Data excerpts>

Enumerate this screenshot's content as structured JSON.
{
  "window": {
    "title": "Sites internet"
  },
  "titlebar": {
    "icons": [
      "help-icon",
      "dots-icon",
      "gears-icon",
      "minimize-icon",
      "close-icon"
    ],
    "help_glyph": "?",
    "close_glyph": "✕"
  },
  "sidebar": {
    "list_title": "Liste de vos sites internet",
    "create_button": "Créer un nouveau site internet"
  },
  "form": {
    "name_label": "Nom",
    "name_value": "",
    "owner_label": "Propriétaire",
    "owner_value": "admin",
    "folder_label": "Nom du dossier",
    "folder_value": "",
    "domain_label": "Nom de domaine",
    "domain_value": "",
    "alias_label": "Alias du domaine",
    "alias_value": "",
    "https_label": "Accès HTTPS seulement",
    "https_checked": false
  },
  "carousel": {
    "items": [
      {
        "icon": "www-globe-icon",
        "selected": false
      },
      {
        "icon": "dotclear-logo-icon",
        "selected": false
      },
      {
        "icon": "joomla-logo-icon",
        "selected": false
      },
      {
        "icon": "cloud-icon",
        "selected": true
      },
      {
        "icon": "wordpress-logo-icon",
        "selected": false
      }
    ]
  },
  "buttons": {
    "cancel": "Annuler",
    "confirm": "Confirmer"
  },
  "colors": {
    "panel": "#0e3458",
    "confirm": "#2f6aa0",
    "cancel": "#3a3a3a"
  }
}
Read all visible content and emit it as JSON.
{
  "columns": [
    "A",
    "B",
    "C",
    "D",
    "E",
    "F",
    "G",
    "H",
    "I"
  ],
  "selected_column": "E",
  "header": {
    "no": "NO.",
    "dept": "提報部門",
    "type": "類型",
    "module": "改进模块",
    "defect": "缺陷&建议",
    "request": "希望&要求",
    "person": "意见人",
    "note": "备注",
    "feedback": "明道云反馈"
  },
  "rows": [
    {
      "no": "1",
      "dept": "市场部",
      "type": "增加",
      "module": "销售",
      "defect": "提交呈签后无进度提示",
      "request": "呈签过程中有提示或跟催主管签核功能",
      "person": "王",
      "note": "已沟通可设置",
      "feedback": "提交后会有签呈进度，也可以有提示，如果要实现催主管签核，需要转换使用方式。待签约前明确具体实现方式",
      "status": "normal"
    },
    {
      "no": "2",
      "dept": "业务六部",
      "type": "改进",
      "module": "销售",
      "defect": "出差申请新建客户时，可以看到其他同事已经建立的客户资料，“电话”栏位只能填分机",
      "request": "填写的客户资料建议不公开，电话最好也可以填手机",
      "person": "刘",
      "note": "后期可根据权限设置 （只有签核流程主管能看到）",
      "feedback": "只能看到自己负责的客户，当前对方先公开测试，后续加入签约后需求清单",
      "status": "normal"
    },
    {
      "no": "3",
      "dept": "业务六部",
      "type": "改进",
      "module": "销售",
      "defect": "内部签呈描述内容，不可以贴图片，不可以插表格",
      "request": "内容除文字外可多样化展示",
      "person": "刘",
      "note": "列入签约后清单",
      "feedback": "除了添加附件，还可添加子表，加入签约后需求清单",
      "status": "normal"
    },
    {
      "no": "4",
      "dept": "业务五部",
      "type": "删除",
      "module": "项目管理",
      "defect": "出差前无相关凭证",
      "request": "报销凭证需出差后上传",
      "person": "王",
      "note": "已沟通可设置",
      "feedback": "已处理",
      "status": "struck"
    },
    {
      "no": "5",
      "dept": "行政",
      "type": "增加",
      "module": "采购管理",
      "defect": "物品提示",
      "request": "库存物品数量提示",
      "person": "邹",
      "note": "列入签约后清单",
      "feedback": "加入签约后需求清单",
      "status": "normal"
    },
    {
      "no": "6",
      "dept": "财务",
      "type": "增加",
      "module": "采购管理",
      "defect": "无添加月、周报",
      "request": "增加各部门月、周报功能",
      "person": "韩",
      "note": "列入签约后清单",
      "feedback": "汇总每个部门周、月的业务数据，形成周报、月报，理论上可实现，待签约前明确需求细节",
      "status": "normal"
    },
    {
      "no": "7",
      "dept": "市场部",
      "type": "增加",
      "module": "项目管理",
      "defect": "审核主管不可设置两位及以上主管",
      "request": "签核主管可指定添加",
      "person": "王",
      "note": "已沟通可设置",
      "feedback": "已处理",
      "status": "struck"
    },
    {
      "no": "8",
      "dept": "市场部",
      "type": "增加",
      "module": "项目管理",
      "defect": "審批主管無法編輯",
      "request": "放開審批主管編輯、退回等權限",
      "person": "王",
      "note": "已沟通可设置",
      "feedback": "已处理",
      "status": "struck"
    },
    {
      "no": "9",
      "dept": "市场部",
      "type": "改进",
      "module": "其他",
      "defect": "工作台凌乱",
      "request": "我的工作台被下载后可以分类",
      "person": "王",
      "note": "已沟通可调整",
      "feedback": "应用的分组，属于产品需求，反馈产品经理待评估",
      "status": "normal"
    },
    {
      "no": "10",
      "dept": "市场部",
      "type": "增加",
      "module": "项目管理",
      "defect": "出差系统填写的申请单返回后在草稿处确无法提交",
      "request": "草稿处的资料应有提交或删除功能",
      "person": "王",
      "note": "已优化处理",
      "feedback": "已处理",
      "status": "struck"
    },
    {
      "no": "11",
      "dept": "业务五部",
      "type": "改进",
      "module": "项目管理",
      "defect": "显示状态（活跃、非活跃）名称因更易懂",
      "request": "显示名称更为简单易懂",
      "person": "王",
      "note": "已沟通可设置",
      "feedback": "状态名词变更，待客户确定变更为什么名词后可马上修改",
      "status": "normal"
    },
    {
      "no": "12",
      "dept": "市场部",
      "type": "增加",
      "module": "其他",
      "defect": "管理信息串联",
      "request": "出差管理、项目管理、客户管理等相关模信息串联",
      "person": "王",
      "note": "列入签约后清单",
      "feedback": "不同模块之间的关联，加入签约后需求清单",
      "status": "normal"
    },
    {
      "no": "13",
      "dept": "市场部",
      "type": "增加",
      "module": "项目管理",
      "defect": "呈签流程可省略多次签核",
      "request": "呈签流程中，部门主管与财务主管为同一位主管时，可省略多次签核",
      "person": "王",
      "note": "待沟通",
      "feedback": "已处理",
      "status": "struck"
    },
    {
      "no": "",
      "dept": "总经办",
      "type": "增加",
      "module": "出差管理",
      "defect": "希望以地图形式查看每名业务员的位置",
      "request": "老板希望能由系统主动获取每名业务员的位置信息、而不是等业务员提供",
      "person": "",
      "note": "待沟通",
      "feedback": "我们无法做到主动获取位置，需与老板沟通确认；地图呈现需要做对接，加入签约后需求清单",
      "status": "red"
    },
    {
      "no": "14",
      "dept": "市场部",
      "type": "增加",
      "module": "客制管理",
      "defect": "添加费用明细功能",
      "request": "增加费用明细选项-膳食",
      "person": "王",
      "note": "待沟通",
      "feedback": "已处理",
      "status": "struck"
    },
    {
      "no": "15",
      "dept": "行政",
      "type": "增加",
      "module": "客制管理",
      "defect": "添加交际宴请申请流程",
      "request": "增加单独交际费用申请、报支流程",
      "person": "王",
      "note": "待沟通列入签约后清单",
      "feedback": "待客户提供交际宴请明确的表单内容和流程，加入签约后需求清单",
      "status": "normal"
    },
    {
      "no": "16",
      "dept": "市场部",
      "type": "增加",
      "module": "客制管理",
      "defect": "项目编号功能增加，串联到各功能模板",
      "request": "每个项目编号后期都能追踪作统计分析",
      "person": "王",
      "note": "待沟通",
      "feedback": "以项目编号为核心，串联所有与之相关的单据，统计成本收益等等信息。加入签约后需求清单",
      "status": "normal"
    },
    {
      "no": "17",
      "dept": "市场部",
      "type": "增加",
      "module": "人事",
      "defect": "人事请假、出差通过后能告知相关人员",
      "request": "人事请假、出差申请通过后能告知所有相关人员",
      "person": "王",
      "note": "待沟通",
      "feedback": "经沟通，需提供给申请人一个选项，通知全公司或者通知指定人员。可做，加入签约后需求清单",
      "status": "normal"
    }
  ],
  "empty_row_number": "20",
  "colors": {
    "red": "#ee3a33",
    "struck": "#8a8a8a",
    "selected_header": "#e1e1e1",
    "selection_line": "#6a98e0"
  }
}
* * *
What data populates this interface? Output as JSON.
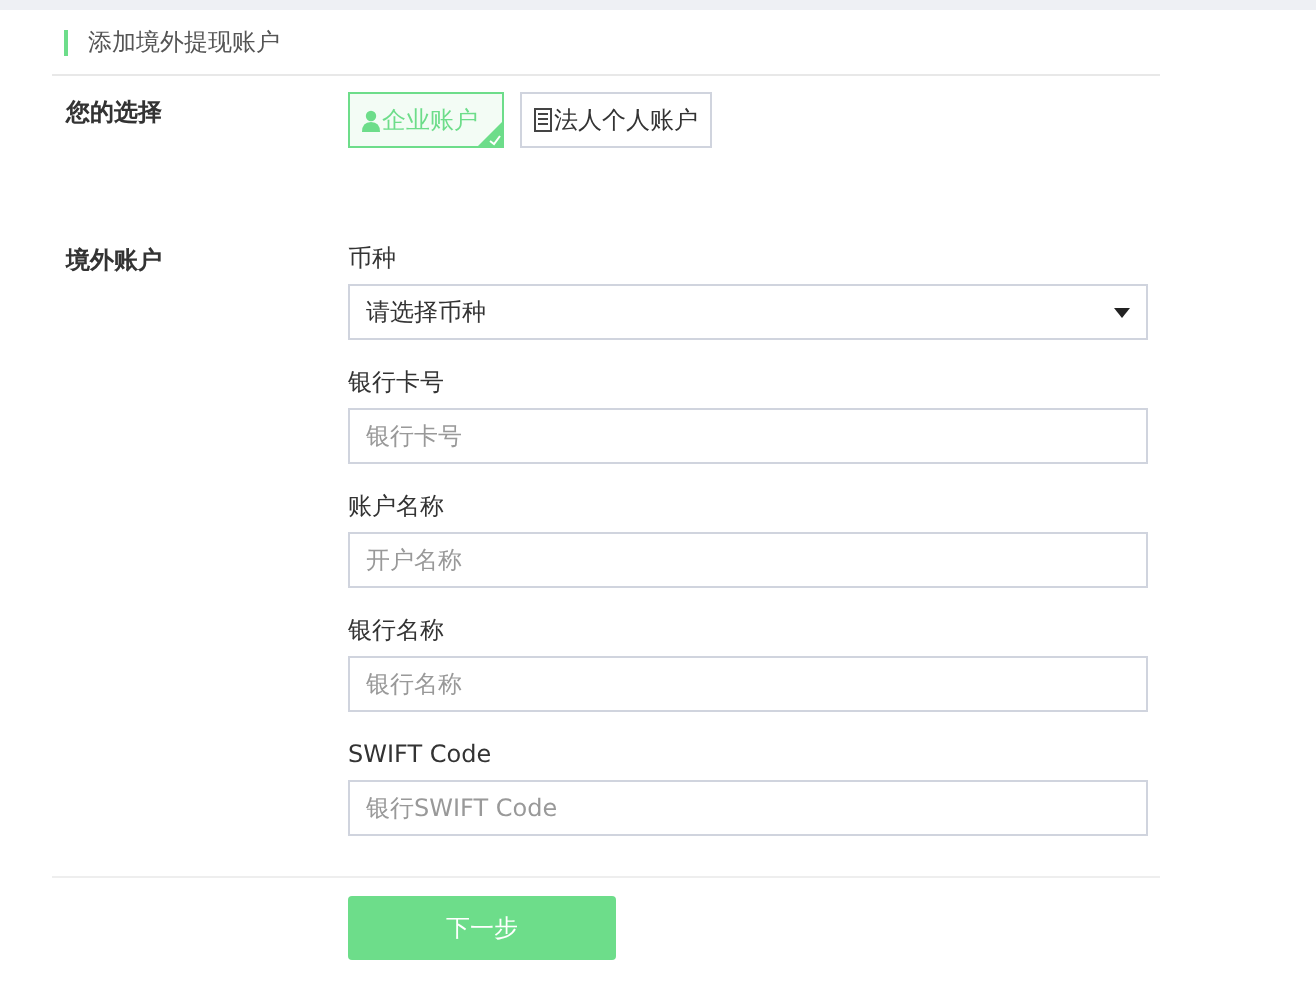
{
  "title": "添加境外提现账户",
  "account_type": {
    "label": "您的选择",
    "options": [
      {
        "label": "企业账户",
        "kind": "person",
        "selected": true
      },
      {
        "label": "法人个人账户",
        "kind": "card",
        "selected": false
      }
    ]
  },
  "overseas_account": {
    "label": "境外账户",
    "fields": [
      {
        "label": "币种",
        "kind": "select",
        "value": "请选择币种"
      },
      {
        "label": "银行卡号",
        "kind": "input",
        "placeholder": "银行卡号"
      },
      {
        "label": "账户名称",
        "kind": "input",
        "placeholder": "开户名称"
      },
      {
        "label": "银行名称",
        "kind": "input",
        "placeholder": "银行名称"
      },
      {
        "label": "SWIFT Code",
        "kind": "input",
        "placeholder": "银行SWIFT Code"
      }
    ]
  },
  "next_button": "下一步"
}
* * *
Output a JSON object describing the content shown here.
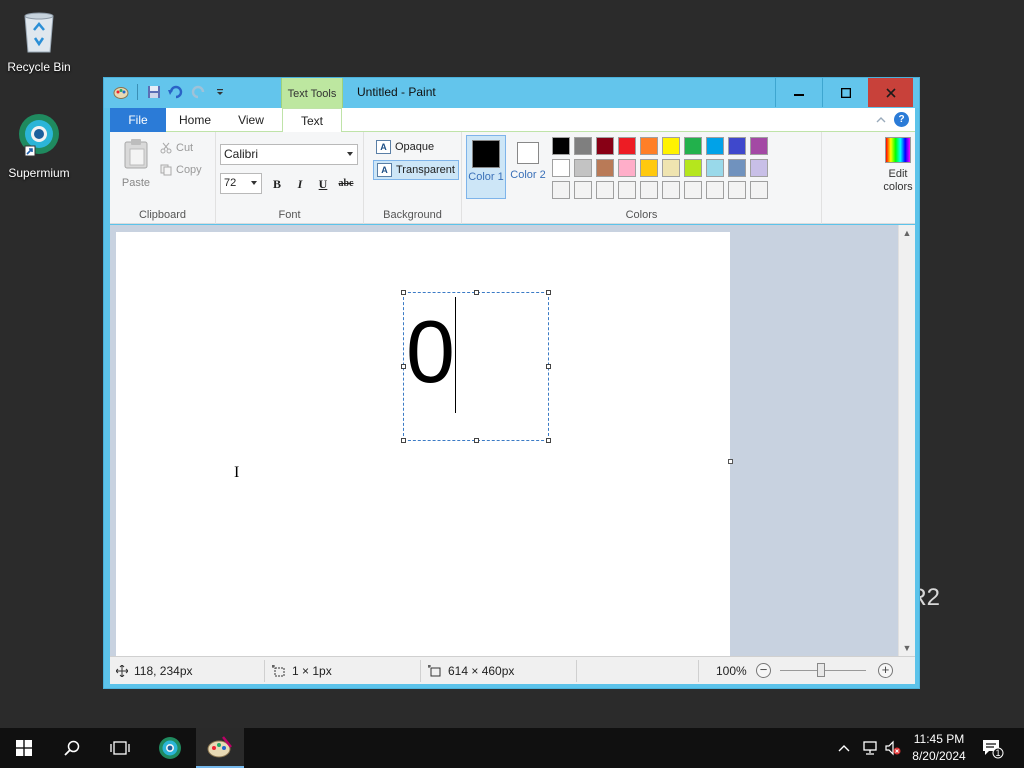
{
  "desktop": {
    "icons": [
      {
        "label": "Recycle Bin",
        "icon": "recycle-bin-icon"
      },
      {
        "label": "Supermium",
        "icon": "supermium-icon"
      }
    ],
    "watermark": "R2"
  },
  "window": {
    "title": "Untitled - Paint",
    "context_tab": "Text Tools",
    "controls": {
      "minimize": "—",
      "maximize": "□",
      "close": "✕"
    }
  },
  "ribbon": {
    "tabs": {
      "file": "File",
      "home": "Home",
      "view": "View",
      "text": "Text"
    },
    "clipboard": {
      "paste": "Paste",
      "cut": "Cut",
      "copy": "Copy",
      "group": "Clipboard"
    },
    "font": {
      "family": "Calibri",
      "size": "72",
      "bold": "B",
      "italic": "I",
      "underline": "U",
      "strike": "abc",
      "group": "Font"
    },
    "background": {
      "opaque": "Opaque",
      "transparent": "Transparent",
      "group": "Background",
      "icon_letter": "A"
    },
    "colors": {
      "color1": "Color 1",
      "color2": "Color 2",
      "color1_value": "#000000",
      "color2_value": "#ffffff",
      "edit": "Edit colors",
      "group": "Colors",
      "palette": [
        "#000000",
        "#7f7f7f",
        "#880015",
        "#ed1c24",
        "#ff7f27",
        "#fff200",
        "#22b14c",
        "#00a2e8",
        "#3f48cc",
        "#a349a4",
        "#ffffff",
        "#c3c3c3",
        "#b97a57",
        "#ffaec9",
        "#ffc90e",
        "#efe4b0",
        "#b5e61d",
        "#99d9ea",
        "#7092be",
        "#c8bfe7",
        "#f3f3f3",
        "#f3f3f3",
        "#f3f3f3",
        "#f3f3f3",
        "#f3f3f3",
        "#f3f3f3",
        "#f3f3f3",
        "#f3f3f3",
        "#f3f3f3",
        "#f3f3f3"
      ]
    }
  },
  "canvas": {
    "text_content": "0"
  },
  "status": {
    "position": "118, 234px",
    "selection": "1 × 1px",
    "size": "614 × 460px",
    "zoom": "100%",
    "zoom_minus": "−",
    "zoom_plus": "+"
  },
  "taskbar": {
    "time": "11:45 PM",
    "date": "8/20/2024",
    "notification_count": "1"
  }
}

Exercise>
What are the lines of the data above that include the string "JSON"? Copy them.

Finished exercise>
Enumerate this screenshot's content as structured JSON.
Read all visible content and emit it as JSON.
What data populates this interface? Output as JSON.
Output a JSON object describing the content shown here.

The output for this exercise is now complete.